States restrict immigration on a massive scale. Governments fortify their borders with walls and fences, authorize border patrols, imprison migrants in detention centers, and deport large numbers of foreigners. Unjust Borders: Individuals and the Ethics of Immigration argues that immigration restrictions are systematically unjust and examines how individual actors should respond to this injustice. Javier Hidalgo maintains that individuals can rightfully resist immigration restrictions and often have strong moral reasons to subvert these laws. This book makes the case that unauthorized migrants can permissibly evade, deceive, and use defensive force against immigration agents, that smugglers can aid migrants in crossing borders, and that citizens should disobey laws that compel them to harm immigrants. Unjust Borders is a meditation on how individuals should act in the midst of pervasive injustice.
"The book is persuasive and beautifully written, bringing forth a realistic and optimistic account of how humans can reorganize themselves to better govern in the emerging epoch. It is agenda setting, providing new ideas for progress on a variety of fronts— from the environmental, to the social, to the political—and giving us new ways to think about environmental governance in uncertain, unstable circumstances. Overall it stands as a novel and robust treatment of the Anthropocene and the core issues of global governance. Perhaps most importantly, the book offers hope that human reason and communication with one another and with the Earth system can rise to the challenges of theAnthropocene." - Jen Iris Allan, Ethics and International Affairs

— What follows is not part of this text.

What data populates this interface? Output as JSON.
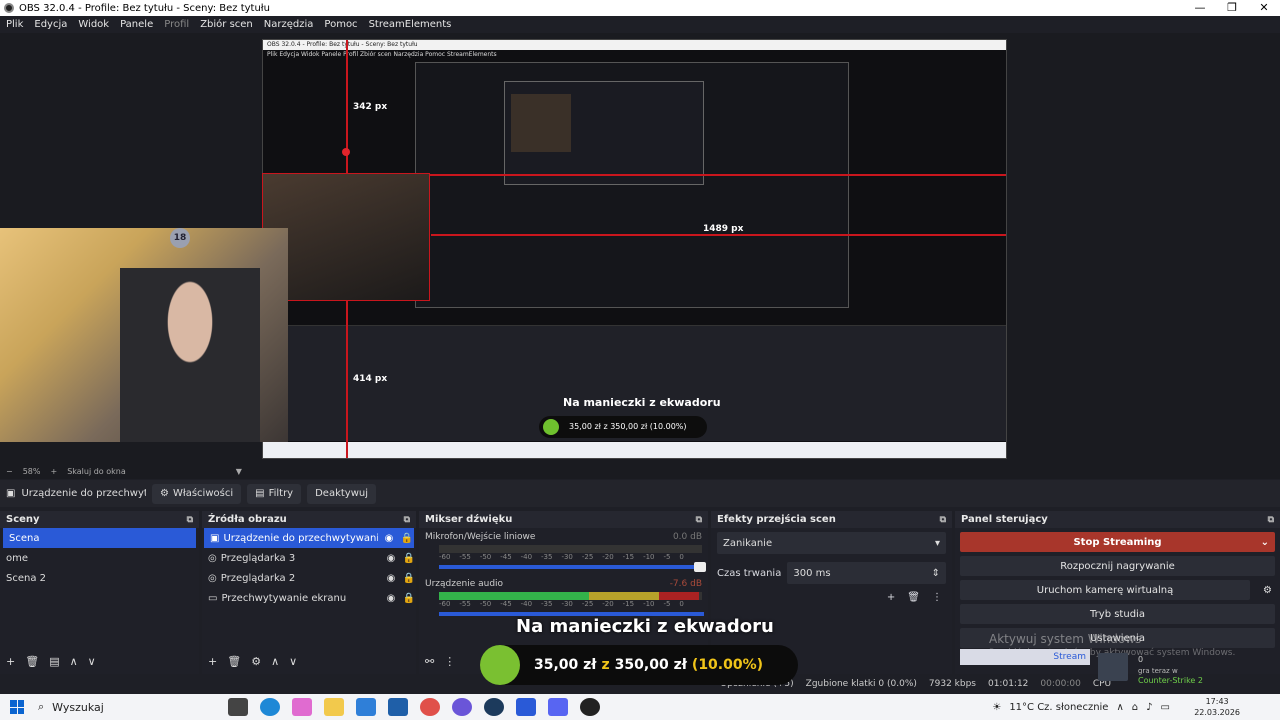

1. The Case Against Exclusion
2. Challenges to Freedom of Movement
3. Actual Immigration Restrictions Are Unjust
4. Are More Open Borders Feasible? Does It Matter?
5. Resistance at the Border
6. People Smuggling
7. Complicity and the Duty to Resist
8. Promoting More Open Borders
Political philosophers and applied ethicists often think in terms of ideal theory. In short, they ask what institutions, policies, or practices would work best if people had perfect motivations. While such work might help us imagine what utopia would look like, it offers little practical guidance.
Political Philosophy for the Real World offers a home for original scholarly research that confronts the very problems ideal theory imagines away, such as corruption, incentives, incompetence, rent-seeking, strategic free-riding and non-compliance, and political manipulation. The monographs and edited collections in this series integrate normative philosophy with the best empirical work in political science, economics, sociology, and psychology. By taking the incentives our institutions create and the motivations of individuals seriously, these books advocate for workable policy solutions that incorporate insights from the social sciences.